Over the last fourteen months since the announcement of Dishonored Electronic Theatre has regularly cited Arkane Studios’ latest as one of the most interesting titles set to launch this autumn. From the studio responsible for one of the most unfairly overlooked first-person adventure titles on current-generation hardware, Dark Messiah of Might and Magic – Elements, and governed by the guiding hand of the widely respected masters of first-person role-playing games (RPGs), Bethesda Softworks, Dishonored has enough pedigree behind it to make any serious gamer stand-up and pay attention. However the reality of the situation is that, if all the pieces manage to fit into place in the final build as well as they did in the preview section Electronic Theatre experienced, we could well be looking at a landmark achievement in the construction of virtual worlds.
Dishonored is a videogame in which a world is established with a set of rules that resemble our own. Your character Corvo Atano, is an assassin capable of some superhuman feats, but the rest of society go about their business as any human being in an fictional fascist vision of an 1800’s British city might. Guards patrol the streets, the homeless scavenge for food and the cultured echelons attend parties and secretly backstab one another. There is a code of conduct here that is clearly symbolic of a real world society, but as an assassin it’s up to you to tear it apart and throw the pieces back in the face of Lord Regent, the cad responsible for framing you for the death of the Empress.
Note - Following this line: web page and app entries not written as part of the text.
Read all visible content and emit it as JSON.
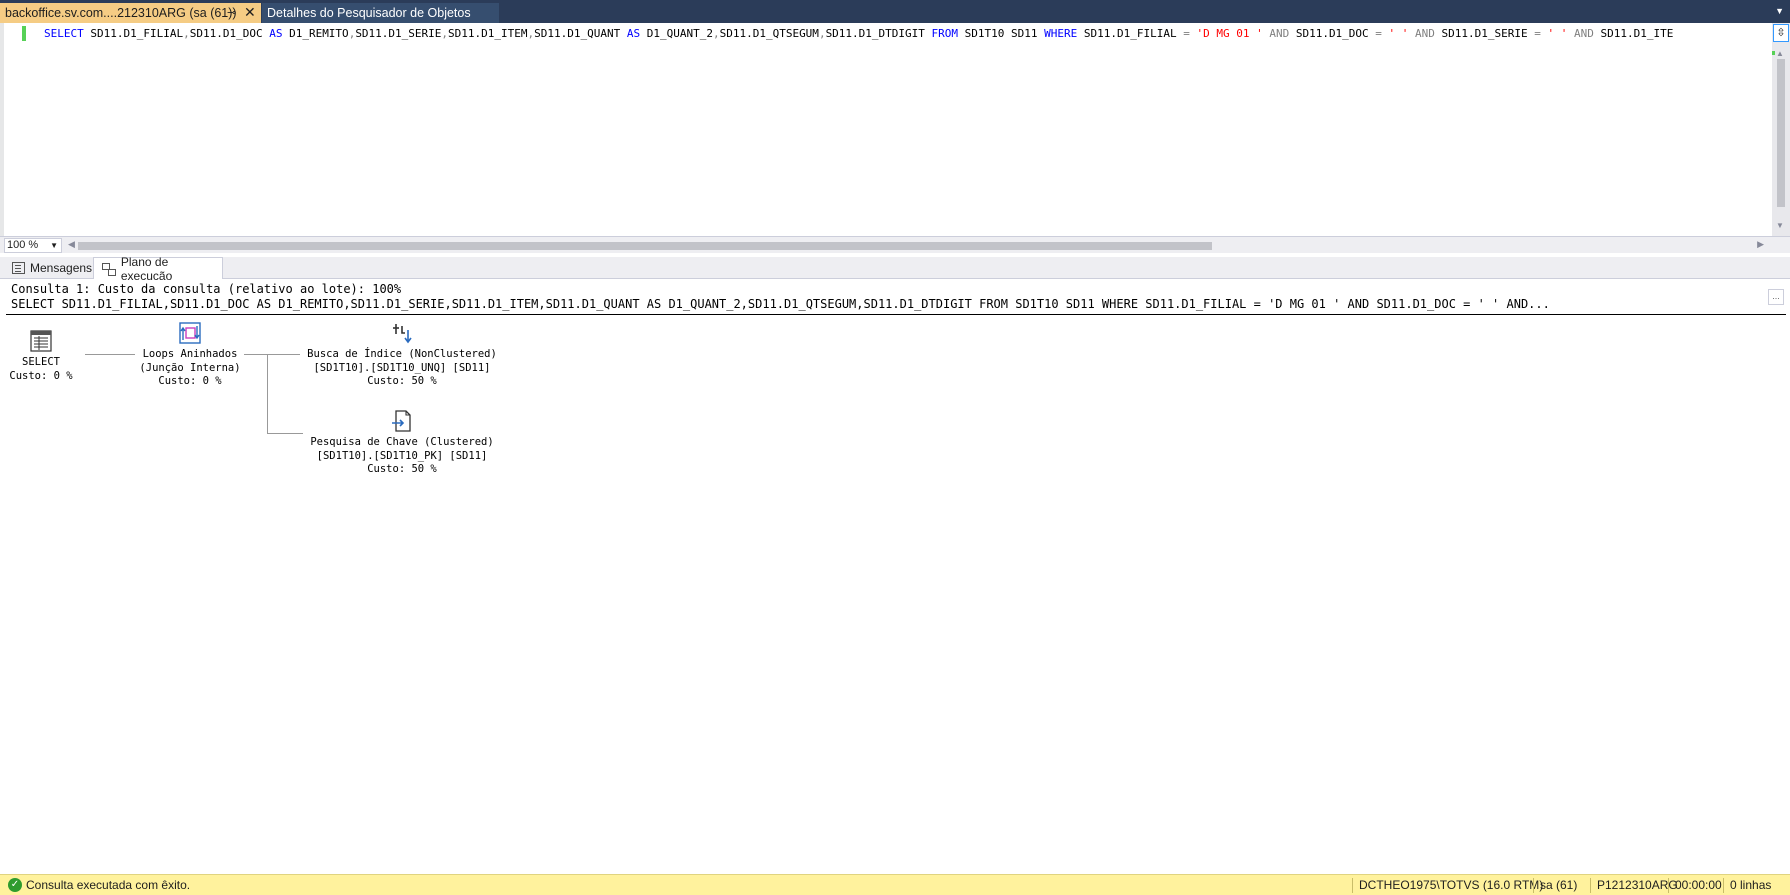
{
  "tabs": {
    "active_label": "backoffice.sv.com....212310ARG (sa (61))",
    "pin_icon": "⊸",
    "close_icon": "✕",
    "inactive_label": "Detalhes do Pesquisador de Objetos"
  },
  "editor": {
    "zoom": "100 %",
    "sql": [
      {
        "t": "SELECT",
        "c": "kw"
      },
      {
        "t": " SD11.D1_FILIAL",
        "c": ""
      },
      {
        "t": ",",
        "c": "op"
      },
      {
        "t": "SD11.D1_DOC ",
        "c": ""
      },
      {
        "t": "AS",
        "c": "kw"
      },
      {
        "t": " D1_REMITO",
        "c": ""
      },
      {
        "t": ",",
        "c": "op"
      },
      {
        "t": "SD11.D1_SERIE",
        "c": ""
      },
      {
        "t": ",",
        "c": "op"
      },
      {
        "t": "SD11.D1_ITEM",
        "c": ""
      },
      {
        "t": ",",
        "c": "op"
      },
      {
        "t": "SD11.D1_QUANT ",
        "c": ""
      },
      {
        "t": "AS",
        "c": "kw"
      },
      {
        "t": " D1_QUANT_2",
        "c": ""
      },
      {
        "t": ",",
        "c": "op"
      },
      {
        "t": "SD11.D1_QTSEGUM",
        "c": ""
      },
      {
        "t": ",",
        "c": "op"
      },
      {
        "t": "SD11.D1_DTDIGIT ",
        "c": ""
      },
      {
        "t": "FROM",
        "c": "kw"
      },
      {
        "t": " SD1T10 SD11 ",
        "c": ""
      },
      {
        "t": "WHERE",
        "c": "kw"
      },
      {
        "t": "  SD11.D1_FILIAL ",
        "c": ""
      },
      {
        "t": "=",
        "c": "op"
      },
      {
        "t": " 'D MG 01 '",
        "c": "str"
      },
      {
        "t": " AND",
        "c": "op"
      },
      {
        "t": " SD11.D1_DOC ",
        "c": ""
      },
      {
        "t": "=",
        "c": "op"
      },
      {
        "t": " ' '",
        "c": "str"
      },
      {
        "t": " AND",
        "c": "op"
      },
      {
        "t": " SD11.D1_SERIE ",
        "c": ""
      },
      {
        "t": "=",
        "c": "op"
      },
      {
        "t": " ' '",
        "c": "str"
      },
      {
        "t": " AND",
        "c": "op"
      },
      {
        "t": " SD11.D1_ITE",
        "c": ""
      }
    ]
  },
  "results_tabs": {
    "messages": "Mensagens",
    "plan": "Plano de execução"
  },
  "plan": {
    "header_line1": "Consulta 1: Custo da consulta (relativo ao lote): 100%",
    "header_line2": "SELECT SD11.D1_FILIAL,SD11.D1_DOC AS D1_REMITO,SD11.D1_SERIE,SD11.D1_ITEM,SD11.D1_QUANT AS D1_QUANT_2,SD11.D1_QTSEGUM,SD11.D1_DTDIGIT FROM SD1T10 SD11 WHERE SD11.D1_FILIAL = 'D MG 01 ' AND SD11.D1_DOC = ' ' AND...",
    "more_label": "...",
    "nodes": {
      "select": {
        "title": "SELECT",
        "cost": "Custo: 0 %",
        "icon": "table-icon"
      },
      "loops": {
        "title": "Loops Aninhados",
        "subtitle": "(Junção Interna)",
        "cost": "Custo: 0 %",
        "icon": "nested-loops-icon"
      },
      "seek": {
        "title": "Busca de Índice (NonClustered)",
        "subtitle": "[SD1T10].[SD1T10_UNQ] [SD11]",
        "cost": "Custo: 50 %",
        "icon": "index-seek-icon"
      },
      "lookup": {
        "title": "Pesquisa de Chave (Clustered)",
        "subtitle": "[SD1T10].[SD1T10_PK] [SD11]",
        "cost": "Custo: 50 %",
        "icon": "key-lookup-icon"
      }
    }
  },
  "status": {
    "message": "Consulta executada com êxito.",
    "server": "DCTHEO1975\\TOTVS (16.0 RTM)",
    "user": "sa (61)",
    "database": "P1212310ARG",
    "time": "00:00:00",
    "rows": "0 linhas"
  },
  "colors": {
    "tab_active": "#f5cc84",
    "tab_bar": "#2b3c59",
    "status_bar": "#fff29d",
    "keyword": "#0000ff",
    "string": "#ff0000"
  }
}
In doing this, the player will take on a variety of assassination missions that each take place within a confined area of Dunwall, the fictional city in question. The mission Electronic Theatre took part in was reportedly about halfway through the videogame, and so the version of Atano playable had already acquired some rather special supernatural abilities. Beginning on a boat in a low level canal, the player was tasked with infiltrating a party and advising a certain attendee to refrain from badmouthing your employer. The only problem is, you’re not sure what your target looks like. In fact, you’re not even sure who your target is.
Much like the Hitman videogames, players must overcome one obstacle at a time. However there’s plenty of room for improvisation; the first goal of reaching the land above can be achieved by climbing a ladder, swimming to another surface that holds a ramp taking in at the rear, or simply teleporting to the surface right from where you are standing. Two guards patrolling a single line while moving in opposite directions can also be tackled in a number of ways, but avoiding killing either of them will put you in better stead for the next challenge. Of course, you are perfectly capable of taking down foes where needed, but unlike many first person melee titles the enemies won’t just stand there and take your blows willingly; in Dishonored, they’re just as smart as you are.
Once arriving at the party the player is given a great amount of freedom to explore and assess the situation. The mask the player wears has the benefit of allowing them to blend in at the masked ball, and providing suspicious activities are kept to a minimum you will be able to move about the estate largely unhindered. As would be expected there are several ways to complete your objective; discussing the present situation with party goers to discover the whereabouts of your potential victim, searching the area to find any vantage points or simply going balls-to-the-wall and taking on your foe face-to-face. Electronic Theatre opted for the latter, finding the man of the house and being challenged to a duel in place of our employer.
Reloading your checkpoint is often the best way to find the strings that pull a videogame through its different opportunities, and here in Dishonored it’s only ever likely to offer an overwhelming sense of freedom to an even greater extent. At the point in which both Atano and our opponent reach our marks, we turn and shoot immediately, taking down our foe before given the command to fire. As might be expected, this affords no patience from the guards, now relentlessly pursuing Atano as we attempt to find our true prey. Thankfully, our target has now been secured in their bedroom, and finding a ventilation shaft that stretches the full length of the house allows us to gain access and complete the assassination, though not unscathed.
A quick restart and we manage to confront our opponent using the supernatural ability to stop time. Once the gun has been fired, it’s actually possible to push our adversary onto his own bullet, bringing the duel to an abrupt and rather unsavoury ending. One restart later, and we simply ignore this opportunity, instead approaching our target directly and simply persuading her not to continue with the offence being caused to our employer, although in a decidedly aggressive manner.
Once your mission has been completed – however you decide to do it – you must escape, an effort which offers just as many opportunities as making your way in, though obviously if you’ve cleaned path already this is the easiest route. Your supernatural abilities well come in handy here, but be warned: in addition to your standard guards come the Overseers. Player’s can’t take too much damage at all, one or two bullets and it’s all over, but bringing the Overseers into play makes that a much more likely affair. Overseers will disorientate you and prevent you from using magical abilities, leaving you not only vulnerable to assault but also less able to navigate away from your pursuers.
During Electronic Theatre’s time with Dishonored only a small section of the videogame was available, and yet there was enough here to whet the appetite for the strategic options that will present themselves in the final build. Dishonored provides so much freedom that it’s hard not to get excited at the prospect of exploring its inventive world, and unveiling your own personality to its inhabitants. The viewpoint is familiar, the scenario has been done before and the supernatural abilities have all been seen in numerous other titles, and yet Dishonored looks set to redefine just what makes an action videogame.